Book Review - Realityland: True-Life Adventures at Walt Disney World by David Koenig
Being a Disney fan, it was a given that I would get a copy of Realityland: True-Life Adventures at Walt Disney World by David Koenig from the library. Koenig has written a number of other books that go behind-the-scenes and show the difference between the managed image and the true reality of the Disney empire. In Realityland, he focuses on the Florida version of Disney's dream, Walt Disney World. Koenig does an excellent job digging into the trials involved in getting The Magic Kingdom built and running, as well as the struggle to define "EPCOT".
Waltopia - Mr. Disney's last and greatest dream

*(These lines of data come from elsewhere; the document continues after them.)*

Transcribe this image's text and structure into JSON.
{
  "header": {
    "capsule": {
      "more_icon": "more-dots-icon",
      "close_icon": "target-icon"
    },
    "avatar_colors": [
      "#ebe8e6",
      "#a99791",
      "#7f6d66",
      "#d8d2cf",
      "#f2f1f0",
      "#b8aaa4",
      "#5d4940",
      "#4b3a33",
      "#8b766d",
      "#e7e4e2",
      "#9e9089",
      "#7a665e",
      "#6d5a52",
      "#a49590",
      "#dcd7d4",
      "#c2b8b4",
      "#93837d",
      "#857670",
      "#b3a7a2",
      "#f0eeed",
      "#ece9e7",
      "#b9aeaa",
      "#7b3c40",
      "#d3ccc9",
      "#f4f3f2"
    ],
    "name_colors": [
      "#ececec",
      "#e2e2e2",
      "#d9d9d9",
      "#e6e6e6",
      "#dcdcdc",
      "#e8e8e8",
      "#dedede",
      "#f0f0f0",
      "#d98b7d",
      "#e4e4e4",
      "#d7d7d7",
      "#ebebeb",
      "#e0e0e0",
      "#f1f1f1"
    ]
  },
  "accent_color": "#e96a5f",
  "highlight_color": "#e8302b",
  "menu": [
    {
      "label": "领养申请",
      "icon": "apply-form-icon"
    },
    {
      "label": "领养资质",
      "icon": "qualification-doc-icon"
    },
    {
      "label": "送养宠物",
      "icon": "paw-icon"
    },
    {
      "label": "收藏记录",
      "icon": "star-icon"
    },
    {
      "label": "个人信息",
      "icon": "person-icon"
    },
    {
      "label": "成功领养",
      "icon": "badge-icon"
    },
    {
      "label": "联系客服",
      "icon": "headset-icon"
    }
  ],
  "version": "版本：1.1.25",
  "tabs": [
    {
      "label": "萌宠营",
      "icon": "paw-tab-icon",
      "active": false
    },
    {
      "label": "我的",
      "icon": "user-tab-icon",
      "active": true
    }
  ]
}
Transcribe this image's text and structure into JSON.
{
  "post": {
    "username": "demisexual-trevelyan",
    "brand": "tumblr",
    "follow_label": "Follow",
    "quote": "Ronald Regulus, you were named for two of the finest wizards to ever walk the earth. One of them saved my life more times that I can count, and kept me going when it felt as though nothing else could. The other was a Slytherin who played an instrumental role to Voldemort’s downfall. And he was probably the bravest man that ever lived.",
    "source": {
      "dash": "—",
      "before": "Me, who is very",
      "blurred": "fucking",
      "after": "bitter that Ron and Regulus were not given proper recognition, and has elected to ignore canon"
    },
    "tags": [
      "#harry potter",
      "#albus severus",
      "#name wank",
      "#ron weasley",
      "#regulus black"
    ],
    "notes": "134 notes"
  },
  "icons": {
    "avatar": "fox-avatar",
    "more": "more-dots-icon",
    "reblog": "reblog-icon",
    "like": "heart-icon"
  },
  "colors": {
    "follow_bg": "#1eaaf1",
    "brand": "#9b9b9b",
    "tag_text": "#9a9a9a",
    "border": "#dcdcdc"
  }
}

Project X - The undercover expansion
Planning the Invasion - Preparing for the ground attack
Trouble Building - The fight to finish on time
A Grand Opening - Through the gates of the Magic Kingdom
Room Change - Turmoil and turnover at the hotels
Power Plays - The energy crisis, Reedy Creek and rocky community relations
Crash Mountain - Space Mountain and the never-ending quest for safety
Showcase for Sale - Sponsoring a piece of the kingdom
Constructing the Future - The hardships and headaches of breaking new ground
Starring in the Show - Making little money and lots of magic for a living
EPTPOT - Experimental Prototype Theme Park of Tomorrow
Upheaval - A coup at the kingdom
Reel Competition - Disney vs. Universal - and everyone else
It's a Jungle in Here - Survival of the shrewdest
The Polite Force - Security with a smile
Backwards to the Beginning - The Homogenized Mouse
30+ years after the start of it all, it's easy to allow Walt's philosophy and vision to filter what actually happened. Disney has become synonymous with attention to detail and outstanding customer service. But Walt never lived long enough to see Walt Disney World become a reality. Those left in charge were burdened with the phrase "what would Walt do?" when it came to making any sort of decision on what WDW would become. And just as Disneyland had its share of problems and teething pains, so did WDW. Labor relations with the construction companies were less than harmonious. Cutting-edge experiments and partnerships (such as the building and ownership of the Contemporary) broke down under the strain of deadlines and constant changes by Disney. And while getting the Magic Kingdom built had some sort of pattern in Disneyland, it was EPCOT that continually haunted the leadership. Walt had envisioned an entire city built to e
utopian standards, and everyone wanted to know when Disney would start building it. But the reality was that there was no way that something of that size and scale could be successfully created while still making a profit. It was all they could do to spin the creation of Future World and World Showcase as a place where EPCOT "concepts" could be tried and advanced. Even that twist was hard to pull off, as Disney wanted to have companies and countries pay to build and operate the attractions and pavilions. But things change, attractions need to be updated, and sponsorships come to an end. Even to this day, EPCOT is still a pale shadow of what Walt had imagined and dreamed. At best, it's another theme park that attempts to teach as well as entertain.
Having been written within the last year, Koenig also goes into the decision to build Animal Kingdom and how management had to struggle to make the concept work. On the outside, it was meant to be something where people would learn about the environment and creatures that inhabit different areas on earth. But when you mix animals and environmentalists together, you start to get friction on a massive scale. And due to a lack of attractions when it first opened, people had a hard time thinking of it as something more than a Disney-fied version of a zoo. Throw in the massive ego of Michael Eisner during this time, and it's amazing that anything got done and that Disney was able to come out with its carefully crafted image intact.
For those who buy into the whole Walt Disney image as presented to the public, this book will either be an eye-opening read or something bordering on a traumatic event. Sort of like learning there's no Santa Claus. For those who know and understand that there's a difference between image and reality, the book will simply add more color and humanity to the Disney empire. As a person who loves to go to DisneyWorld, I found the book fascinating. I'll still enjoy the rides and the atmosphere, and will still be amazed by the "Disney Mystique". But I'll also be a bit more appreciative and understanding of what pain it took to get it all to work.